- Include emotion: Many effective P.S. sections use emotion to hook the reader. They may arouse curiosity, express scarcity, or share contagious excitement..
We mentioned the CTA in the postscript example above, but there are a few more things that make this work. We invite the reader in with a question and then spring new and exciting information on them. To a reader who opened an email about discovering hidden meaning, this jewel at the end feels like the prize at the end of a treasure hunt. We use both exclusivity and urgency to compel emotion.
Design and Images
Many marketing emails will choose to include design and images. These features help make an email easier to read and more engaging for the audience. However, we strongly recommend that when writing a message copy is primary and email design is secondary. Email marketing design should enhance the email, not distract from the content.
- Stay on brand: Any images or design elements need to fit in with your overall brand. If your brand is professional, your images should look that way. If your brand is informal, then it may be okay to use gifs and more vibrant colors and images.
- Don’t compromise clarity: No abstract art here. If you’re including a design or an image, your audience should be able to immediately understand what it is and how it relates to the content.
- Make use of white space: It may be tempting to fill every inch of the screen with text, colors, images, and patterns. But if you do, you’ll overwhelm your readers. Effective use of white space makes an email design easier on the eyes. It helps readers scan and absorb your content. Plus, it doesn’t require a graphic designer to implement!
Take another look at the design of our high-performing email:
Notice how the design is clean and scannable. It incorporates elements from our brand palette (arrows and colors) without distracting from the main content. The images we used are directly related to the topic of the email. They add something important to the story instead of just filling space. Finally, note how the entire email is structured to move your eye downward through the content. This shape compels viewers to keep reading and see the content all the way through.
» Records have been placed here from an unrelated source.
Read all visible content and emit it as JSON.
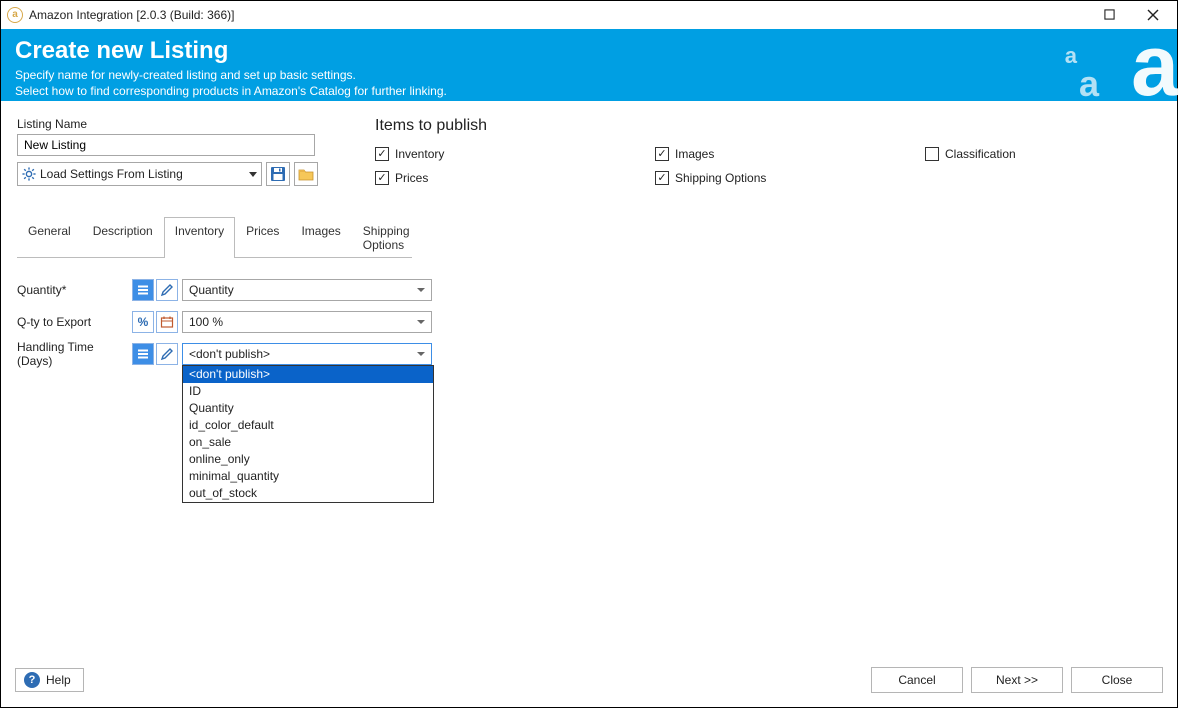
{
  "window": {
    "title": "Amazon Integration [2.0.3 (Build: 366)]"
  },
  "header": {
    "title": "Create new Listing",
    "desc1": "Specify name for newly-created listing and set up basic settings.",
    "desc2": "Select how to find corresponding products in Amazon's Catalog for further linking."
  },
  "listing": {
    "name_label": "Listing Name",
    "name_value": "New Listing",
    "load_label": "Load Settings From Listing"
  },
  "publish": {
    "heading": "Items to publish",
    "inventory": "Inventory",
    "prices": "Prices",
    "images": "Images",
    "shipping": "Shipping Options",
    "classification": "Classification"
  },
  "tabs": {
    "general": "General",
    "description": "Description",
    "inventory": "Inventory",
    "prices": "Prices",
    "images": "Images",
    "shipping": "Shipping Options"
  },
  "form": {
    "quantity_label": "Quantity*",
    "quantity_value": "Quantity",
    "qty_export_label": "Q-ty to Export",
    "qty_export_value": "100 %",
    "handling_label": "Handling Time (Days)",
    "handling_value": "<don't publish>"
  },
  "dropdown": {
    "options": [
      "<don't publish>",
      "ID",
      "Quantity",
      "id_color_default",
      "on_sale",
      "online_only",
      "minimal_quantity",
      "out_of_stock"
    ]
  },
  "footer": {
    "help": "Help",
    "cancel": "Cancel",
    "next": "Next >>",
    "close": "Close"
  }
}
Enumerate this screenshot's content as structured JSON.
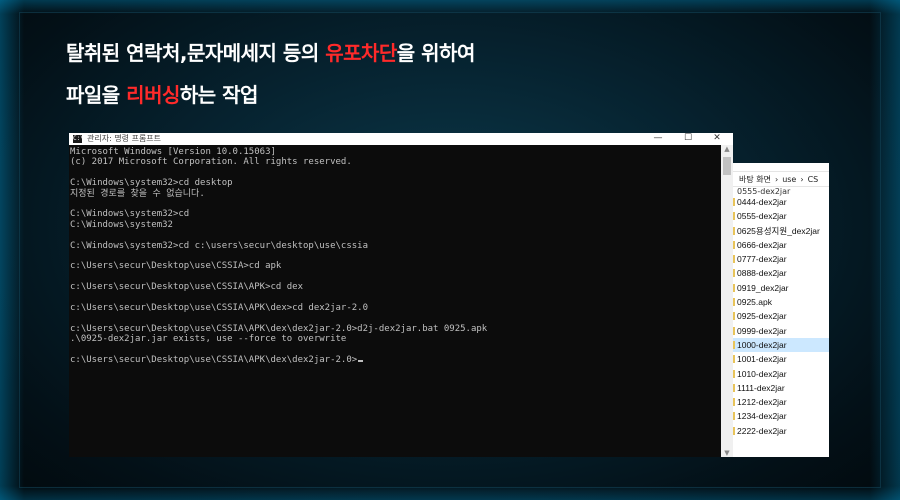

Email marketing is an invaluable tool for building your brand and connecting with your audience. By understanding the various components of an email and following best practices, you can craft compelling emails that drive engagement and nurture lasting relationships with your customers.
Take your brand to new heights by harnessing the power of email marketing, and watch as your business reaps the rewards of increased brand awareness, stronger customer relationships, and ultimately, greater success.